Lines holding the string "arttapon" are the ones to copy; find them all in the data.

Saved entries
===============

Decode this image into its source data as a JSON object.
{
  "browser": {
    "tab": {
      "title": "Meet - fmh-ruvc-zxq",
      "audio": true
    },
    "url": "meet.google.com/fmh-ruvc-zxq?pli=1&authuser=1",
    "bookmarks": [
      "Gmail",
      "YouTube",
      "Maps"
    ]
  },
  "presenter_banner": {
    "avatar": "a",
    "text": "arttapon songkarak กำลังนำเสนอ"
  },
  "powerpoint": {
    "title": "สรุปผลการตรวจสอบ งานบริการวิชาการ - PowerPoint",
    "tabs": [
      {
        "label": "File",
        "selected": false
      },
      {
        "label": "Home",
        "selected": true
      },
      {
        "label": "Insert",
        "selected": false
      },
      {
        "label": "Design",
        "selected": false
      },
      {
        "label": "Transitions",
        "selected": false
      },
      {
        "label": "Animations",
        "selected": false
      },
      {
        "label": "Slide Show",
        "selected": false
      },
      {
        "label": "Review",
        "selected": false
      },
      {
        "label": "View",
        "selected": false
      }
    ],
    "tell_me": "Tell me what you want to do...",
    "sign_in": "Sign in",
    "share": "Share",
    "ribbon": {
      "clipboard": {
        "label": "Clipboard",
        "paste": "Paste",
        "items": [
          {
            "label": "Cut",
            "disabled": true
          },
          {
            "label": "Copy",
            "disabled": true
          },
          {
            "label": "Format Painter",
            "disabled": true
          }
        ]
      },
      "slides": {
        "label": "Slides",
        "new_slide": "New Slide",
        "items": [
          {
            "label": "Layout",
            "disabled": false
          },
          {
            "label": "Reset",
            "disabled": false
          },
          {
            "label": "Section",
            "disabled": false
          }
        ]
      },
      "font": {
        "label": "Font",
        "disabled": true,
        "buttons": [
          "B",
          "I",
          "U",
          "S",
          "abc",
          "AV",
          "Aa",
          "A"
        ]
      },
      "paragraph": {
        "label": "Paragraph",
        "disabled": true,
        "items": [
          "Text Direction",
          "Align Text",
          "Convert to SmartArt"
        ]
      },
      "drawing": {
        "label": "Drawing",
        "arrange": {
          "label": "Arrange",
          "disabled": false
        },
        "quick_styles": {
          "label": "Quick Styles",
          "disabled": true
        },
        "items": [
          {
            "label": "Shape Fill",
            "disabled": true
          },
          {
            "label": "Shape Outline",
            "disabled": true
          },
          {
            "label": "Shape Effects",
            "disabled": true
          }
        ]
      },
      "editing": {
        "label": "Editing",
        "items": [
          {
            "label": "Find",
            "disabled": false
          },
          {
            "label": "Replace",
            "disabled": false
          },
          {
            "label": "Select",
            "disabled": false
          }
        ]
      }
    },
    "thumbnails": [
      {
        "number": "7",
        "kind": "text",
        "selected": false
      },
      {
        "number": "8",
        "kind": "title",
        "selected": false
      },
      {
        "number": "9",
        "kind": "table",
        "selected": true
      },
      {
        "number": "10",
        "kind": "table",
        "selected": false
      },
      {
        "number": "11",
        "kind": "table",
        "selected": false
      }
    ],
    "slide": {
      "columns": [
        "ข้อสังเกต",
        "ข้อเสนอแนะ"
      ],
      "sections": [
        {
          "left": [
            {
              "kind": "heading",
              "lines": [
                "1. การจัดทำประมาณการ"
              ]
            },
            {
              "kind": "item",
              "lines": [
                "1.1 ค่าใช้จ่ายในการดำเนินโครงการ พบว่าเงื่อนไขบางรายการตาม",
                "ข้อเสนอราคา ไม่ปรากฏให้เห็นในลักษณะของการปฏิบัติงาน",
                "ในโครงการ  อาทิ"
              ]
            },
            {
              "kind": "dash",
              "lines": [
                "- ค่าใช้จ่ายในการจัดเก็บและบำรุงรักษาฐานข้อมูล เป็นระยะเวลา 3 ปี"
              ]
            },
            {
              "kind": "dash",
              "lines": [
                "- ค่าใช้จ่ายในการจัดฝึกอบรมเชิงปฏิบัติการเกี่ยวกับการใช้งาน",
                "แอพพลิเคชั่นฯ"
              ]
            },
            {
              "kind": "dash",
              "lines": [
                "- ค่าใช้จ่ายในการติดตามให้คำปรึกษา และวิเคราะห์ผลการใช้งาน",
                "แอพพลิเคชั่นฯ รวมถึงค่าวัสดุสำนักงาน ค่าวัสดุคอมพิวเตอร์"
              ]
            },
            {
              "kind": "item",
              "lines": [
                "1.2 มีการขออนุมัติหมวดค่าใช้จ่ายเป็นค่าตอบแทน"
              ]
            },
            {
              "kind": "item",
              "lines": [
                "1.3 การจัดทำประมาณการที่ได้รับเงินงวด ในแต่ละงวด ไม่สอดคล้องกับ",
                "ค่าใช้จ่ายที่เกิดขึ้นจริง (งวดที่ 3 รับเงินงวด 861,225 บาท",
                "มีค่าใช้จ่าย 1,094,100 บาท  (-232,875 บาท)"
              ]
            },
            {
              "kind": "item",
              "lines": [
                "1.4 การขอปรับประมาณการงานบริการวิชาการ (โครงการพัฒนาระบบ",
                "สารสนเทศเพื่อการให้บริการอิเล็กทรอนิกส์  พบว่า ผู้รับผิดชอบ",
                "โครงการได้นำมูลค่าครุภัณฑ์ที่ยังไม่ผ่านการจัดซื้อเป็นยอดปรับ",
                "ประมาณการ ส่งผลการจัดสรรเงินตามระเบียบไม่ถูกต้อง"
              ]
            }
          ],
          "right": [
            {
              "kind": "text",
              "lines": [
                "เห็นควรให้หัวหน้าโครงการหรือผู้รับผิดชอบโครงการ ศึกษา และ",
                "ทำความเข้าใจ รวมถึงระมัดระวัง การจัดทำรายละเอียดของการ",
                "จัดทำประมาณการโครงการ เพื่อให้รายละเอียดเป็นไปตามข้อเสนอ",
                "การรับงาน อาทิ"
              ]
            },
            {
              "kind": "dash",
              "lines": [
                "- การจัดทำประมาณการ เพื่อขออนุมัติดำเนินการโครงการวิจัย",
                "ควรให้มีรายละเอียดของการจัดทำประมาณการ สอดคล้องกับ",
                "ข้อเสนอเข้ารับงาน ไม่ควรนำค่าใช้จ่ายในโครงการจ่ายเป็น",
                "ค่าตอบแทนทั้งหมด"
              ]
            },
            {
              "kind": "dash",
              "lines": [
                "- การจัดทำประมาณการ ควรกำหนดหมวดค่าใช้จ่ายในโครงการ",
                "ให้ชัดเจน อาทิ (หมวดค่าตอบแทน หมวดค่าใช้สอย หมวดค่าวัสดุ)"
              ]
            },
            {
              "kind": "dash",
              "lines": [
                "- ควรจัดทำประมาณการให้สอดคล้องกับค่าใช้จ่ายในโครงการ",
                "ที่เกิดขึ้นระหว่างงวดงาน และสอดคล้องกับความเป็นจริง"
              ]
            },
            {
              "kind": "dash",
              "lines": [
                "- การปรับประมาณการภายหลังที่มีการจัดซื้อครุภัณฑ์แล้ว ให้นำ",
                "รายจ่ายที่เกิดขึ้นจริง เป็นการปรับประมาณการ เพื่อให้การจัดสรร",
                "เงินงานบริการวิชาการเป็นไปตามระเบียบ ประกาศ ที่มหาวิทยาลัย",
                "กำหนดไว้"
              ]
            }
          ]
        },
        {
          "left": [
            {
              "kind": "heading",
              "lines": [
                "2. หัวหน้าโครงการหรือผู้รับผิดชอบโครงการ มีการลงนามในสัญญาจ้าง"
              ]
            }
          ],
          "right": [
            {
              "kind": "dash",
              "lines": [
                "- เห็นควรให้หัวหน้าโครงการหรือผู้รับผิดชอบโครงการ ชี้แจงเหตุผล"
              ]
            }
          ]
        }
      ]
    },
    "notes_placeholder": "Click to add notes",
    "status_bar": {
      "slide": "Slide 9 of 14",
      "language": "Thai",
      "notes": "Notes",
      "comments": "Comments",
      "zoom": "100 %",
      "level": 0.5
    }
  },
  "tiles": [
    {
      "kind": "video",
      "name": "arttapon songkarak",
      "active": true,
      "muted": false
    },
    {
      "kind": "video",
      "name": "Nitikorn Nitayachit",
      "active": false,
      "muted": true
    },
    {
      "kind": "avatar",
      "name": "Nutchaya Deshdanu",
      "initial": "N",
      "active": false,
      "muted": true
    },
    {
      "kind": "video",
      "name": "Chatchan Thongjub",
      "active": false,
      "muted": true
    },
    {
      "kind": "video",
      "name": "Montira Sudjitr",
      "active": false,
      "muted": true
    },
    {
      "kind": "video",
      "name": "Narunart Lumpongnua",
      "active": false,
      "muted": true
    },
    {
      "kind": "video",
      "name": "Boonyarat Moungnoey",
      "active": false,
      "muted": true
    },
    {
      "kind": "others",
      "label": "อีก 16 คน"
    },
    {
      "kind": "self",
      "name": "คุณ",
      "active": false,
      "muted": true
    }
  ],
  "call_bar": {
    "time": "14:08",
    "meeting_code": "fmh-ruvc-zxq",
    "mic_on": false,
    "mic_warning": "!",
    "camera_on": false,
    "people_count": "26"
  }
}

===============

[RESULT]
    "text": "arttapon songkarak กำลังนำเสนอ"
      "name": "arttapon songkarak",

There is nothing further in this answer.